From DSC:
I couldn’t help but reflect again on the state of our hearts here in the United States when I read Greg Smith’s Op-Ed in the New York Times entitled, “Why I Am Leaving Goldman Sachs”. It’s a depressing accounting of the rampant greed on Wall Street, with a disregard for deeper qualities and a true attention to meeting a customer’s/client’s needs and goals. It speaks to employees not giving a damn about clients, but only looking to make as much money as possible. (It’s fine to make a living, but how about sincerely trying to make a contribution to society at the same time?)

Some excerpts from Smith’s article:

And I can honestly say that the environment now is as toxic and destructive as I have ever seen it.

To put the problem in the simplest terms, the interests of the client continue to be sidelined in the way the firm operates and thinks about making money. Goldman Sachs is one of the world’s largest and most important investment banks and it is too integral to global finance to continue to act this way.

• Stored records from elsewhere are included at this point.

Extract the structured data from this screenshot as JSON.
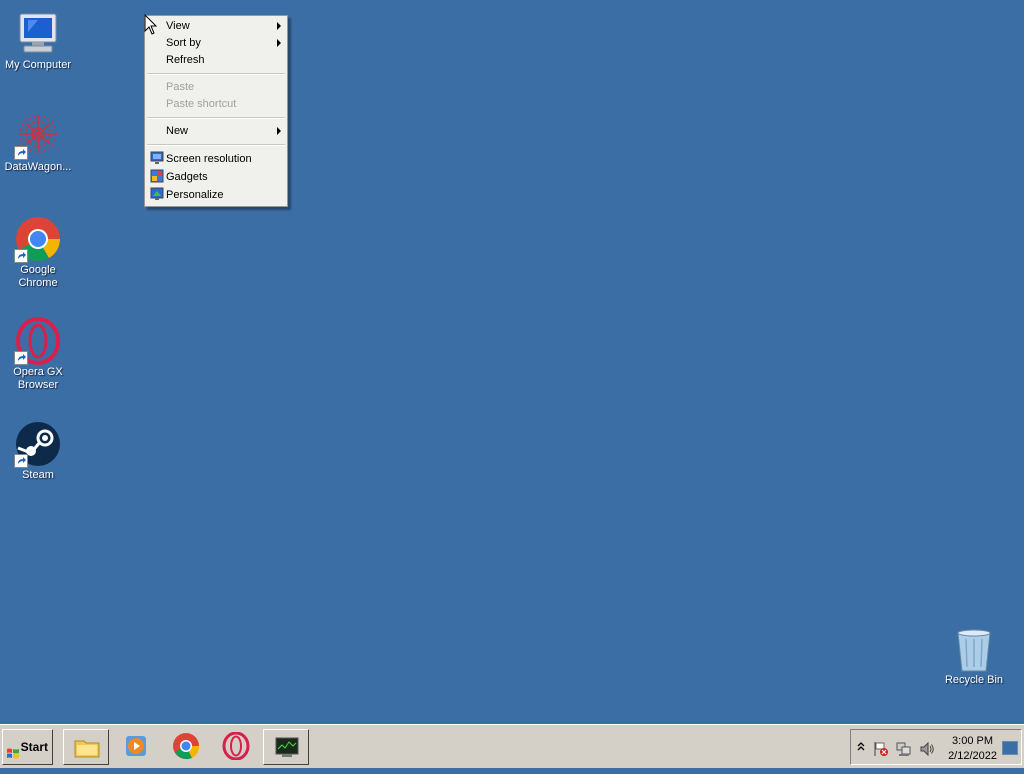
{
  "desktop": {
    "icons": [
      {
        "label": "My Computer"
      },
      {
        "label": "DataWagon..."
      },
      {
        "label": "Google Chrome"
      },
      {
        "label": "Opera GX Browser"
      },
      {
        "label": "Steam"
      },
      {
        "label": "Recycle Bin"
      }
    ]
  },
  "context_menu": {
    "items": [
      {
        "label": "View",
        "submenu": true,
        "enabled": true
      },
      {
        "label": "Sort by",
        "submenu": true,
        "enabled": true
      },
      {
        "label": "Refresh",
        "enabled": true
      },
      {
        "label": "Paste",
        "enabled": false
      },
      {
        "label": "Paste shortcut",
        "enabled": false
      },
      {
        "label": "New",
        "submenu": true,
        "enabled": true
      },
      {
        "label": "Screen resolution",
        "icon": "screen-resolution-icon",
        "enabled": true
      },
      {
        "label": "Gadgets",
        "icon": "gadgets-icon",
        "enabled": true
      },
      {
        "label": "Personalize",
        "icon": "personalize-icon",
        "enabled": true
      }
    ]
  },
  "taskbar": {
    "start_label": "Start",
    "pinned": [
      {
        "icon": "file-explorer-icon"
      },
      {
        "icon": "media-player-icon"
      },
      {
        "icon": "chrome-icon"
      },
      {
        "icon": "opera-gx-icon"
      },
      {
        "icon": "network-monitor-icon"
      }
    ],
    "tray": {
      "icons": [
        "show-hidden-icons-icon",
        "action-center-flag-icon",
        "network-icon",
        "volume-icon"
      ],
      "time": "3:00 PM",
      "date": "2/12/2022"
    }
  },
  "colors": {
    "desktop_bg": "#3b6ea5",
    "taskbar_bg": "#d4d0c8",
    "menu_bg": "#f0f0ec"
  }
}
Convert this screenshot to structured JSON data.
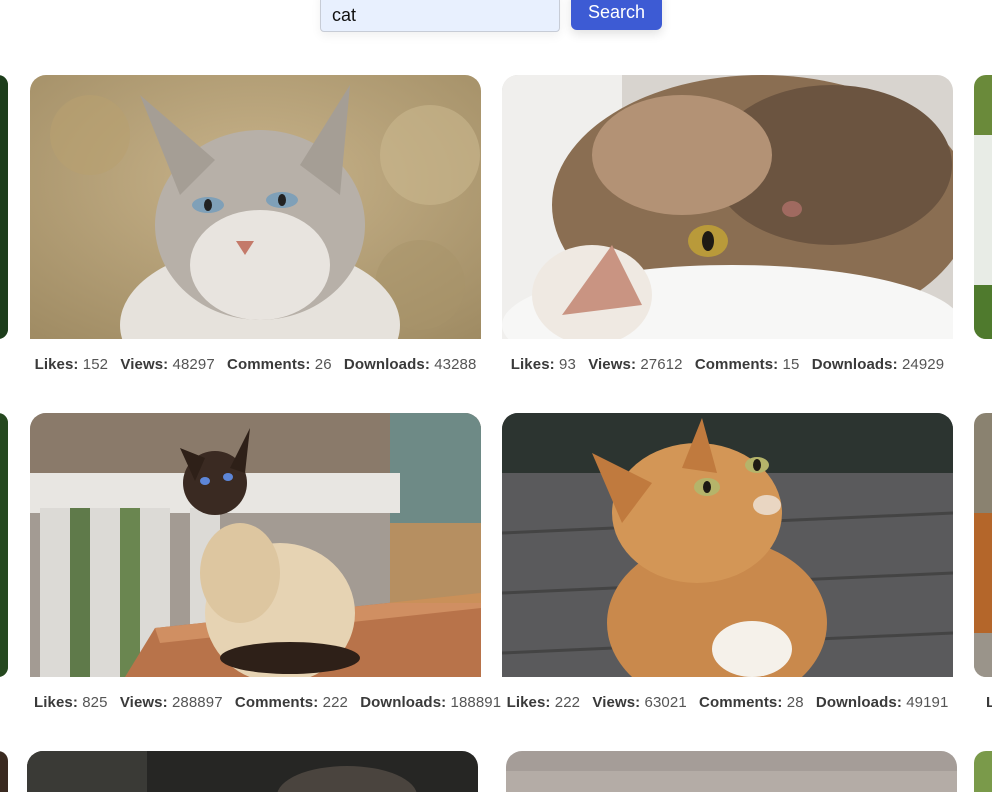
{
  "search": {
    "query": "cat",
    "button_label": "Search"
  },
  "labels": {
    "likes": "Likes:",
    "views": "Views:",
    "comments": "Comments:",
    "downloads": "Downloads:"
  },
  "cards": [
    {
      "likes": "152",
      "views": "48297",
      "comments": "26",
      "downloads": "43288"
    },
    {
      "likes": "93",
      "views": "27612",
      "comments": "15",
      "downloads": "24929"
    },
    {
      "likes": "825",
      "views": "288897",
      "comments": "222",
      "downloads": "188891"
    },
    {
      "likes": "222",
      "views": "63021",
      "comments": "28",
      "downloads": "49191"
    }
  ],
  "edge_partial_label": "L"
}
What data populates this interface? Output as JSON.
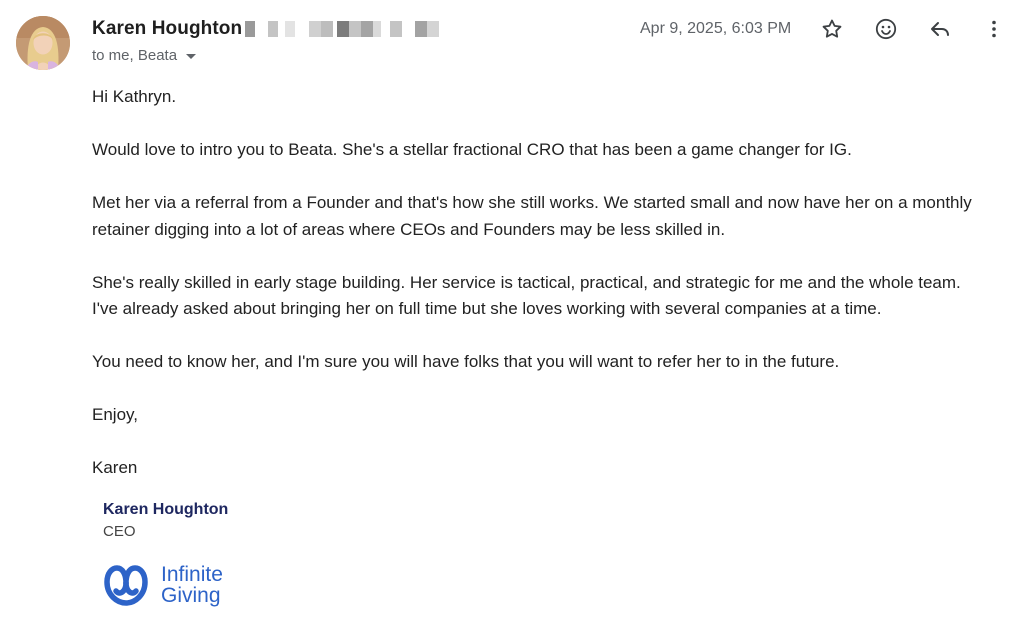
{
  "sender": {
    "name": "Karen Houghton",
    "recipients_line": "to me, Beata",
    "timestamp": "Apr 9, 2025, 6:03 PM"
  },
  "actions": {
    "star_icon": "star-icon",
    "emoji_icon": "smiley-icon",
    "reply_icon": "reply-icon",
    "more_icon": "more-vert-icon"
  },
  "message": {
    "greeting": "Hi Kathryn.",
    "paragraphs": [
      [
        "Would love to intro you to Beata. She's a stellar fractional CRO that has been a game changer for IG."
      ],
      [
        "Met her via a referral from a Founder and that's how she still works. We started small and now have her on a monthly",
        "retainer digging into a lot of areas where CEOs and Founders may be less skilled in."
      ],
      [
        "She's really skilled in early stage building. Her service is tactical, practical, and strategic for me and the whole team.",
        "I've already asked about bringing her on full time but she loves working with several companies at a time."
      ],
      [
        "You need to know her, and I'm sure you will have folks that you will want to refer her to in the future."
      ]
    ],
    "closing": "Enjoy,",
    "signoff": "Karen"
  },
  "signature": {
    "name": "Karen Houghton",
    "title": "CEO",
    "logo_line1": "Infinite",
    "logo_line2": "Giving",
    "brand_color": "#2d63c8"
  }
}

The firm has veered so far from the place I joined right out of college that I can no longer in good conscience say that I identify with what it stands for.

What are three quick ways to become a leader? a) Execute on the firm’s “axes,” which is Goldman-speak for persuading your clients to invest in the stocks or other products that we are trying to get rid of because they are not seen as having a lot of potential profit. b) “Hunt Elephants.” In English: get your clients — some of whom are sophisticated, and some of whom aren’t — to trade whatever will bring the biggest profit to Goldman. Call me old-fashioned, but I don’t like selling my clients a product that is wrong for them. c) Find yourself sitting in a seat where your job is to trade any illiquid, opaque product with a three-letter acronym.

I attend derivatives sales meetings where not one single minute is spent asking questions about how we can help clients. It’s purely about how we can make the most possible money off of them. If you were an alien from Mars and sat in on one of these meetings, you would believe that a client’s success or progress was not part of the thought process at all.

From DSC:
I don’t know this man and I’m sure Goldman Sachs will try to discredit him; and yes, he was part of that culture and made a serious living off of it for years.

However, my focus is not on Greg Smith but upon the type of culture he spoke of; such a culture is not only bad for relationships — and ultimately for souls — but regardless of what you believe in terms of faith-based items, it’s simply bad business and it doesn’t benefit our society. In fact, it destroys it and it’s a significant contributing factor to the anger that continues to mount in the Occupy Wall Street phenomenon that is sweeping the nation.

 Some relevant graphics come to my mind:




The State of the Heart



Addendum on 3/21/12:

  • This CEO should be ashamed of himself — from by Sean Williams
    CEO gets 44% pay raise while “Pfizer is in the midst of a multiyear cost-cutting campaign instituted in 2005 that includes eliminating a grand total of 55,400 jobs. That’s not a misprint — that’s 55,400 jobs gone, eliminated, axed! Pfizer announced the final phase of those jobs cuts recently, which will target 16,300 jobs and save the company a purported $1 billion in 2012. I have to wonder, how out of touch with reality do you have to be to give yourself a 44% raise as you are in the process of eliminating 16,300 jobs?”